» Exercise aim
Return all of the data that follows precisely, leaving every image out.

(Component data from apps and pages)
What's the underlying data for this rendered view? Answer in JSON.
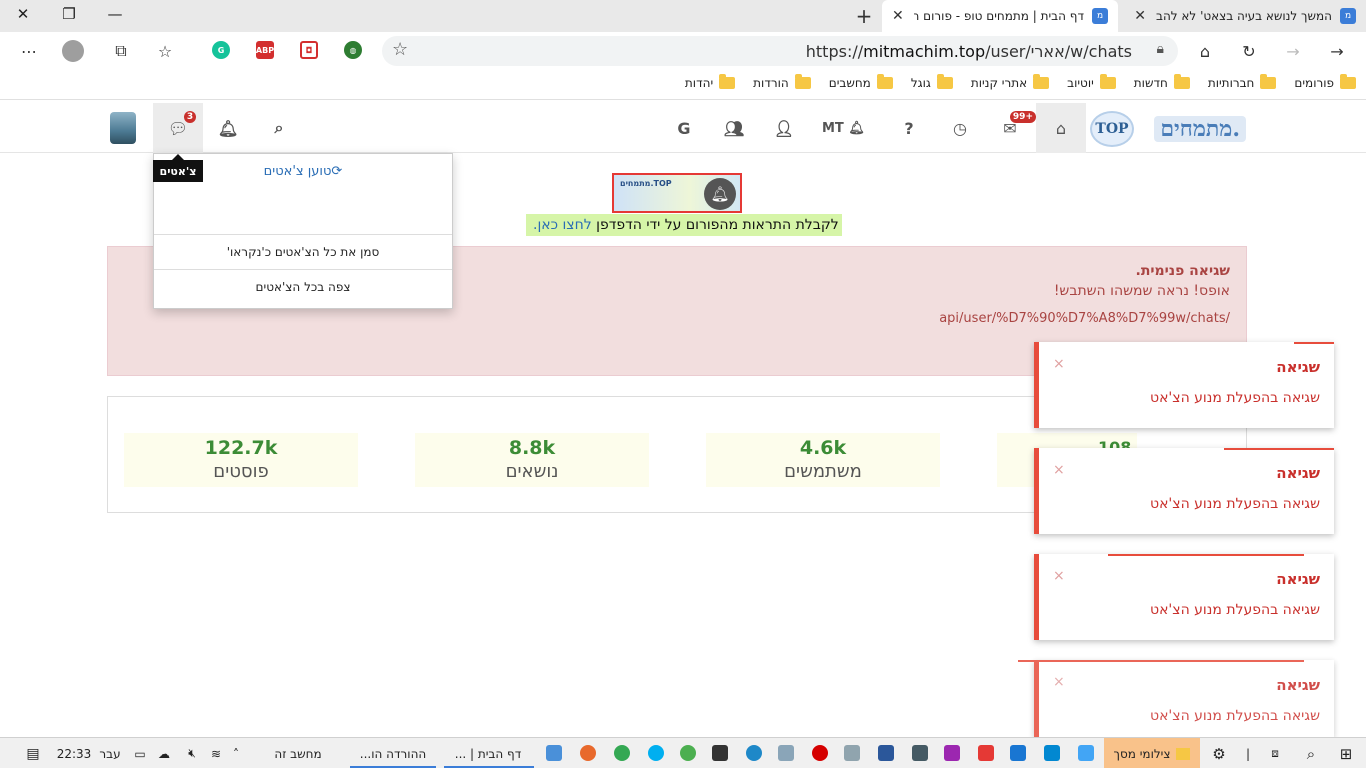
{
  "browser": {
    "tabs": [
      {
        "title": "דף הבית | מתמחים טופ - פורום ה",
        "favicon": "מ",
        "active": true
      },
      {
        "title": "המשך לנושא בעיה בצאט' לא להב",
        "favicon": "מ",
        "active": false
      }
    ],
    "url": "https://mitmachim.top/user/אארי/w/chats",
    "url_prefix": "https://",
    "url_domain": "mitmachim.top",
    "url_path": "/user/אארי/w/chats",
    "extensions": [
      "grammarly-icon",
      "adblock-icon",
      "pocket-icon",
      "globe-icon"
    ],
    "abp_label": "ABP"
  },
  "bookmarks": [
    "פורומים",
    "חברותיות",
    "חדשות",
    "יוטיוב",
    "אתרי קניות",
    "גוגל",
    "מחשבים",
    "הורדות",
    "יהדות"
  ],
  "site": {
    "logo_text": "מתמחים.",
    "logo_ball": "TOP",
    "nav": {
      "inbox_badge": "99+",
      "username_initials": "MT",
      "chat_badge": "3"
    },
    "push": {
      "image_label": "מתמחים.TOP",
      "text": "לקבלת התראות מהפורום על ידי הדפדפן",
      "link": "לחצו כאן."
    },
    "error": {
      "title": "שגיאה פנימית.",
      "message": "אופס! נראה שמשהו השתבש!",
      "path": "api/user/%D7%90%D7%A8%D7%99w/chats/"
    },
    "stats": [
      {
        "value": "122.7k",
        "label": "פוסטים"
      },
      {
        "value": "8.8k",
        "label": "נושאים"
      },
      {
        "value": "4.6k",
        "label": "משתמשים"
      }
    ],
    "stats_peek": "108",
    "chats_dropdown": {
      "tooltip": "צ'אטים",
      "loading": "טוען צ'אטים",
      "mark_all_read": "סמן את כל הצ'אטים כ'נקראו'",
      "view_all": "צפה בכל הצ'אטים"
    },
    "toasts": [
      {
        "title": "שגיאה",
        "message": "שגיאה בהפעלת מנוע הצ'אט"
      },
      {
        "title": "שגיאה",
        "message": "שגיאה בהפעלת מנוע הצ'אט"
      },
      {
        "title": "שגיאה",
        "message": "שגיאה בהפעלת מנוע הצ'אט"
      },
      {
        "title": "שגיאה",
        "message": "שגיאה בהפעלת מנוע הצ'אט"
      }
    ]
  },
  "taskbar": {
    "time": "22:33",
    "lang": "עבר",
    "items": [
      {
        "label": "צילומי מסך"
      },
      {
        "label": "דף הבית | ..."
      },
      {
        "label": "ההורדה הו..."
      },
      {
        "label": "מחשב זה"
      }
    ]
  }
}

» Solution
What's the underlying data for this rendered view? Answer in JSON.
{
  "browser": {
    "tabs": [
      {
        "title": "דף הבית | מתמחים טופ - פורום ה",
        "favicon": "מ",
        "active": true
      },
      {
        "title": "המשך לנושא בעיה בצאט' לא להב",
        "favicon": "מ",
        "active": false
      }
    ],
    "url": "https://mitmachim.top/user/אארי/w/chats",
    "url_prefix": "https://",
    "url_domain": "mitmachim.top",
    "url_path": "/user/אארי/w/chats",
    "extensions": [
      "grammarly-icon",
      "adblock-icon",
      "pocket-icon",
      "globe-icon"
    ],
    "abp_label": "ABP"
  },
  "bookmarks": [
    "פורומים",
    "חברותיות",
    "חדשות",
    "יוטיוב",
    "אתרי קניות",
    "גוגל",
    "מחשבים",
    "הורדות",
    "יהדות"
  ],
  "site": {
    "logo_text": "מתמחים.",
    "logo_ball": "TOP",
    "nav": {
      "inbox_badge": "99+",
      "username_initials": "MT",
      "chat_badge": "3"
    },
    "push": {
      "image_label": "מתמחים.TOP",
      "text": "לקבלת התראות מהפורום על ידי הדפדפן",
      "link": "לחצו כאן."
    },
    "error": {
      "title": "שגיאה פנימית.",
      "message": "אופס! נראה שמשהו השתבש!",
      "path": "api/user/%D7%90%D7%A8%D7%99w/chats/"
    },
    "stats": [
      {
        "value": "122.7k",
        "label": "פוסטים"
      },
      {
        "value": "8.8k",
        "label": "נושאים"
      },
      {
        "value": "4.6k",
        "label": "משתמשים"
      }
    ],
    "stats_peek": "108",
    "chats_dropdown": {
      "tooltip": "צ'אטים",
      "loading": "טוען צ'אטים",
      "mark_all_read": "סמן את כל הצ'אטים כ'נקראו'",
      "view_all": "צפה בכל הצ'אטים"
    },
    "toasts": [
      {
        "title": "שגיאה",
        "message": "שגיאה בהפעלת מנוע הצ'אט"
      },
      {
        "title": "שגיאה",
        "message": "שגיאה בהפעלת מנוע הצ'אט"
      },
      {
        "title": "שגיאה",
        "message": "שגיאה בהפעלת מנוע הצ'אט"
      },
      {
        "title": "שגיאה",
        "message": "שגיאה בהפעלת מנוע הצ'אט"
      }
    ]
  },
  "taskbar": {
    "time": "22:33",
    "lang": "עבר",
    "items": [
      {
        "label": "צילומי מסך"
      },
      {
        "label": "דף הבית | ..."
      },
      {
        "label": "ההורדה הו..."
      },
      {
        "label": "מחשב זה"
      }
    ]
  }
}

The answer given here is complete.